WePower is led by a strong and diverse team well-suited to the projects they are taking on. Focused on business development and project analysis, Cofounder and CEO Nikolaj Martyniuk is a founder of the Smart Energy Fund and possesses more than a decade’s worth of experience in the development of renewable energy internationally. WePower’s other cofounder Arturas Asakavicius is a lawyer with experience in Fintech, blockchain, and cryptocurrencies, is a chairman of the Lithuanian Fin-tech Association and two times recognized as the Lithuanian Crowdfunding Patron by the EU Commission. Co-founder and CTO Kaspar Kaarlep was CTO of a national DSO and has more than seven years experience working on different challenges related to the integration of green energy and smart grid systems. The company also has a strong blockchain team, with Jon Matonis serving as blockchain advisor, and Lukas Kairys, an experienced developer, focused on blockchain and smart contract issues. Energy market advisor Steven Meersman is also an experienced market analyst and consultant who has experience with commercial and trading strategies for groups ranging from hedge funds and energy majors to independent traders.

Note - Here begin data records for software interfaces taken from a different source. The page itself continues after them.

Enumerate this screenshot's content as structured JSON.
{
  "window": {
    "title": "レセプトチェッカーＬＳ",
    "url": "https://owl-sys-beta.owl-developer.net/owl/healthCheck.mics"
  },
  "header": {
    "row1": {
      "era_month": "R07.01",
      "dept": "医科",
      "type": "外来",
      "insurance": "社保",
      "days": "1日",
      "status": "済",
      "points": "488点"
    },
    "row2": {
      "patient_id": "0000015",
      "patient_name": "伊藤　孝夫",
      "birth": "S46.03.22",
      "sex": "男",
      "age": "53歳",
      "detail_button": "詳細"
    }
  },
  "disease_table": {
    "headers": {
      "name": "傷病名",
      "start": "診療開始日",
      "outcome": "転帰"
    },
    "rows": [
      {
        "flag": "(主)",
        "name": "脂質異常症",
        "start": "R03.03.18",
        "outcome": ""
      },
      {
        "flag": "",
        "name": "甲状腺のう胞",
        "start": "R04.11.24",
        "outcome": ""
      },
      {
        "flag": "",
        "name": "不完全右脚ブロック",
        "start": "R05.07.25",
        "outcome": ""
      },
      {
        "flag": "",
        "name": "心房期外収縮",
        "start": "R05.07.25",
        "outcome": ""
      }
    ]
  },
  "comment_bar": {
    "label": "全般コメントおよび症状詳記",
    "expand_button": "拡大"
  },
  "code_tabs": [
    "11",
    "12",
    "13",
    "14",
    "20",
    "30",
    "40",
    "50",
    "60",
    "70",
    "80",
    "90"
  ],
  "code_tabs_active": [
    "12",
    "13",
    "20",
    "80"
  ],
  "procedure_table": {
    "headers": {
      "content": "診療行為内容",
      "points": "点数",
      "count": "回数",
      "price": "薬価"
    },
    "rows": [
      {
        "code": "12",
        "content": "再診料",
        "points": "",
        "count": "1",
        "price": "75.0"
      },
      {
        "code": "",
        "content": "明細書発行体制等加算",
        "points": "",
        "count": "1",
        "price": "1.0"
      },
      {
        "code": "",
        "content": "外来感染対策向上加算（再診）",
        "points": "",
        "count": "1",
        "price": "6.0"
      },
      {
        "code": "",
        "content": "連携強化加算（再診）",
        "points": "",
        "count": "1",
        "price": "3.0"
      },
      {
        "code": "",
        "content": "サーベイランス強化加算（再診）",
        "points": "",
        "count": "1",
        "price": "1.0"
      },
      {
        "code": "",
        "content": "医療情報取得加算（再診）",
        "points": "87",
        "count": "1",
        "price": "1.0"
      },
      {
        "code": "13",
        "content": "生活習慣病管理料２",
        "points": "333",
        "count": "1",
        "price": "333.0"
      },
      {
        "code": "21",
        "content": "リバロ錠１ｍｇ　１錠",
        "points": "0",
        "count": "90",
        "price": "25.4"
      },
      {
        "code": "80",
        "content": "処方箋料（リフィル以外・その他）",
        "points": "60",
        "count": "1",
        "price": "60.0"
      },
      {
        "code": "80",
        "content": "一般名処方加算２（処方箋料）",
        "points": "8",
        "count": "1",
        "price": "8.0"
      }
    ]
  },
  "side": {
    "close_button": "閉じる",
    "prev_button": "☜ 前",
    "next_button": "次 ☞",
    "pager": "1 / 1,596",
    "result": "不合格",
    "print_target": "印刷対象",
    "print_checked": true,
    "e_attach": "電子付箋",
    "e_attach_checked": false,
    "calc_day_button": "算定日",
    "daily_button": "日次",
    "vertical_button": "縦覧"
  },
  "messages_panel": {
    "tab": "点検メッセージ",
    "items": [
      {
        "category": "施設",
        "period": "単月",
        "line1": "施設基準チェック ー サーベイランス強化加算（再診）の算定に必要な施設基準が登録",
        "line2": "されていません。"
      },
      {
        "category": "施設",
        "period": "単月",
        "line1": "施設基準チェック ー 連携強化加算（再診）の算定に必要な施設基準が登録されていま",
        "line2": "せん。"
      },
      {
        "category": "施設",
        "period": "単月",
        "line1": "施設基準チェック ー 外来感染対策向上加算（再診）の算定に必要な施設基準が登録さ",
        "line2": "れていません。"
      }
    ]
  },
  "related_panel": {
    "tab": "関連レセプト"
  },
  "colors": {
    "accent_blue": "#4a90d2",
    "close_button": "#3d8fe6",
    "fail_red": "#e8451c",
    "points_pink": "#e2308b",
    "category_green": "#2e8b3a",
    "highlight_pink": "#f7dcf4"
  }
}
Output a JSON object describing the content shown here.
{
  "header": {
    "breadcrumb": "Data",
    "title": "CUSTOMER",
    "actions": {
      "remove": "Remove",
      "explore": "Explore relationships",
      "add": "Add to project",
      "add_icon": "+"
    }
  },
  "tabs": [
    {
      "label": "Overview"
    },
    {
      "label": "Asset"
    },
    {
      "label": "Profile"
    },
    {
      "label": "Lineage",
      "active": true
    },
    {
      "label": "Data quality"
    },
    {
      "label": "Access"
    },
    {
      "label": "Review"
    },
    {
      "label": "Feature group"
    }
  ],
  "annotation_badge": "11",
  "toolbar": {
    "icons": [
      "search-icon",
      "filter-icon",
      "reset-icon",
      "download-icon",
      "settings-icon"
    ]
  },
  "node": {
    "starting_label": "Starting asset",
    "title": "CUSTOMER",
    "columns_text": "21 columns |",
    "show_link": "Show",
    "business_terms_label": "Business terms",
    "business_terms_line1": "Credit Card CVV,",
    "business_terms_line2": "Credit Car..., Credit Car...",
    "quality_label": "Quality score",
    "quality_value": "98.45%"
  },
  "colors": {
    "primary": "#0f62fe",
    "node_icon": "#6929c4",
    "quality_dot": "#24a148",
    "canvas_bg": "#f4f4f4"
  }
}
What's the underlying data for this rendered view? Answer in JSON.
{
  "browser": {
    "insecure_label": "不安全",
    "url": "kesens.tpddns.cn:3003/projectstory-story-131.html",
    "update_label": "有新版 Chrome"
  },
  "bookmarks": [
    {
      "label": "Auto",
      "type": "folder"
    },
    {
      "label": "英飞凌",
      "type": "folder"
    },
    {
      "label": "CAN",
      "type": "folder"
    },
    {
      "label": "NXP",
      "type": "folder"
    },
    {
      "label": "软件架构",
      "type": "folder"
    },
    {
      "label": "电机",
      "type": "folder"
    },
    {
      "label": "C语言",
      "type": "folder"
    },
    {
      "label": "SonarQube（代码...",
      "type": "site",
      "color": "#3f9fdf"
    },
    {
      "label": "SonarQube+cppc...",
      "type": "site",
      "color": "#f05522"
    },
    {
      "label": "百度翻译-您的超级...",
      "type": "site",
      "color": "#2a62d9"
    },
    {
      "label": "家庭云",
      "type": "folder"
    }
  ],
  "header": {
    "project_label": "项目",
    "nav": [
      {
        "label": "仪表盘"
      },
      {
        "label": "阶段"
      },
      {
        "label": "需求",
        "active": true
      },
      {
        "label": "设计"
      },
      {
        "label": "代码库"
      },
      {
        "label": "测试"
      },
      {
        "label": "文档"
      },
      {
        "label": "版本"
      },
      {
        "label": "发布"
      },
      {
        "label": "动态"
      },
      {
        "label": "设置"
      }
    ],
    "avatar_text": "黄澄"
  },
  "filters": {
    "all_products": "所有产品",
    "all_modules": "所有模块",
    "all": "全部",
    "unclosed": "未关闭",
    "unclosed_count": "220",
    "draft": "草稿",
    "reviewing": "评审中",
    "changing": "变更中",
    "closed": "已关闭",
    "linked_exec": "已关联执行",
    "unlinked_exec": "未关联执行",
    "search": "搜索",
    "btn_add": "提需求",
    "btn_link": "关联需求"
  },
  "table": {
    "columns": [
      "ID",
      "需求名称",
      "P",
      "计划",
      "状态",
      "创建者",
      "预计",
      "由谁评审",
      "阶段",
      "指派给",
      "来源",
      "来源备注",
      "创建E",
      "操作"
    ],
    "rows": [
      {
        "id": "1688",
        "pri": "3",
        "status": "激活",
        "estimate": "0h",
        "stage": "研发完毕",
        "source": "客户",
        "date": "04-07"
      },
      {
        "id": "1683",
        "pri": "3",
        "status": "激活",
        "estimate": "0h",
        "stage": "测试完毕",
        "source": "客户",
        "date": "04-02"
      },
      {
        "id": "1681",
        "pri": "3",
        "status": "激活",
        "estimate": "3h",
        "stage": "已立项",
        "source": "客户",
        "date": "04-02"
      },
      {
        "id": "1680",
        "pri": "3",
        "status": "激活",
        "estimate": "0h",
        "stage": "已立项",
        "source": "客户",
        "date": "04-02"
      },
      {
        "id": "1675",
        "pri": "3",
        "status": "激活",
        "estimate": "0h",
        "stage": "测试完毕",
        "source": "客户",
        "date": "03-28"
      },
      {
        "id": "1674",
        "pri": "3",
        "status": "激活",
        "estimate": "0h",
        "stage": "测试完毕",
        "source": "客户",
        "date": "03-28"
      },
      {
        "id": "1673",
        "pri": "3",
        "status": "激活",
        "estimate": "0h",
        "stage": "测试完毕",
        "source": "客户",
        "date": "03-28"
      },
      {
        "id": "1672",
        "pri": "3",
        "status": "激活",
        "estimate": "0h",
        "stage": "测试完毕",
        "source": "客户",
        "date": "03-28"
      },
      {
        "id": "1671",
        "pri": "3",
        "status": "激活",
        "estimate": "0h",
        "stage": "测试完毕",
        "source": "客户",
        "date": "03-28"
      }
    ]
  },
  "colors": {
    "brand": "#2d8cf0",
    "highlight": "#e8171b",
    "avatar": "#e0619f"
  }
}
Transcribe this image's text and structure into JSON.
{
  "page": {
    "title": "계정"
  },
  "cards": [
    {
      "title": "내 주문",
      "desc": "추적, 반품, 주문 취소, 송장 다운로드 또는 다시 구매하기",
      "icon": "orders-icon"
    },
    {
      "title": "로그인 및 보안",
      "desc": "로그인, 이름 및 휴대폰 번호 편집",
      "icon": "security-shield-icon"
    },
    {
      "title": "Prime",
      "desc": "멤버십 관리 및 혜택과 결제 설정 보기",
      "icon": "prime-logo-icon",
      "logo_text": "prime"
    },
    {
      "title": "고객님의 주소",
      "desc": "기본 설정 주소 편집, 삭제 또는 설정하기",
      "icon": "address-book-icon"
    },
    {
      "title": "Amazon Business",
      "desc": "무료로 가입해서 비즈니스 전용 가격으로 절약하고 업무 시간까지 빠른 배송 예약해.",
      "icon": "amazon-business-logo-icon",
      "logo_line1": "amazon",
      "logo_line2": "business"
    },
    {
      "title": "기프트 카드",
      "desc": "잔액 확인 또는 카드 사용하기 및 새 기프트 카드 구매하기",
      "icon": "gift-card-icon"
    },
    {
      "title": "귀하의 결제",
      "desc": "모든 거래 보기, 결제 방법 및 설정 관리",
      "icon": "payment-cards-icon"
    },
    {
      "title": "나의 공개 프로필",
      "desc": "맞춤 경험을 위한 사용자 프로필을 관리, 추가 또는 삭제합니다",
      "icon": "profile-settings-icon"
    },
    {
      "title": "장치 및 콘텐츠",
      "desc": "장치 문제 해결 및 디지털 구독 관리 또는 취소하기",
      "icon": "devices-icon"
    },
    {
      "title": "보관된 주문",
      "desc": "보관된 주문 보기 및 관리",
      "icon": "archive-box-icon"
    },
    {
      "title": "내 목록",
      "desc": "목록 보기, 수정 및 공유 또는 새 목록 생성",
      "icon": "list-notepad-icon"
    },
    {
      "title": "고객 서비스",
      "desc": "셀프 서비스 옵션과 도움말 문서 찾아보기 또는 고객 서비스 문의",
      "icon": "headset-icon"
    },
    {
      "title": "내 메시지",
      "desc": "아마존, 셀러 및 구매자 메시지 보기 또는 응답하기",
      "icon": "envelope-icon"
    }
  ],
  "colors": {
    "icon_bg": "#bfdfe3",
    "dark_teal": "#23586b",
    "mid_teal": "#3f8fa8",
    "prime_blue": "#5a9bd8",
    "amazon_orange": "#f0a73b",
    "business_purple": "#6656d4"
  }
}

The strength of WePower’s experienced team extends through its sales, AI, and payments concerns, each of which have experienced individuals in place, a testament to the team’s efforts to address a wide range of relevant issues, and their ability to attract competent individuals to key positions.
|Incorporation status||WePower Network|
|Team openness||Fully transparent|
|Blockchain Developer||Lukas Kairys|
|Technical White Paper||expected late October|
|Available Project Code||https://github.com/WePowerNetwork|
|Role of token||Energy Dividend|
|Distributed in ICO||55% of total supply|
|Emission rate||No new coins created|
|Consensus method||Proof of Work|
|Sale period||Oct 21, 2017 to Nov 14th, 2017|
|First price||1 ETH = 1,100 WPR|
|Investment Round||First public offering|
|Token distribution date||2 weeks after crowdsale|
|Min investment goal||$5 million|
|Max investment cap||none|
|How are funds held||Smart contract|
|Minimal Viable Product||Q1 2017|
|Bonus schedule||1 ETH = 1,100 WPR until soft cap, 1 ETH = 1,000 WPR subsequently|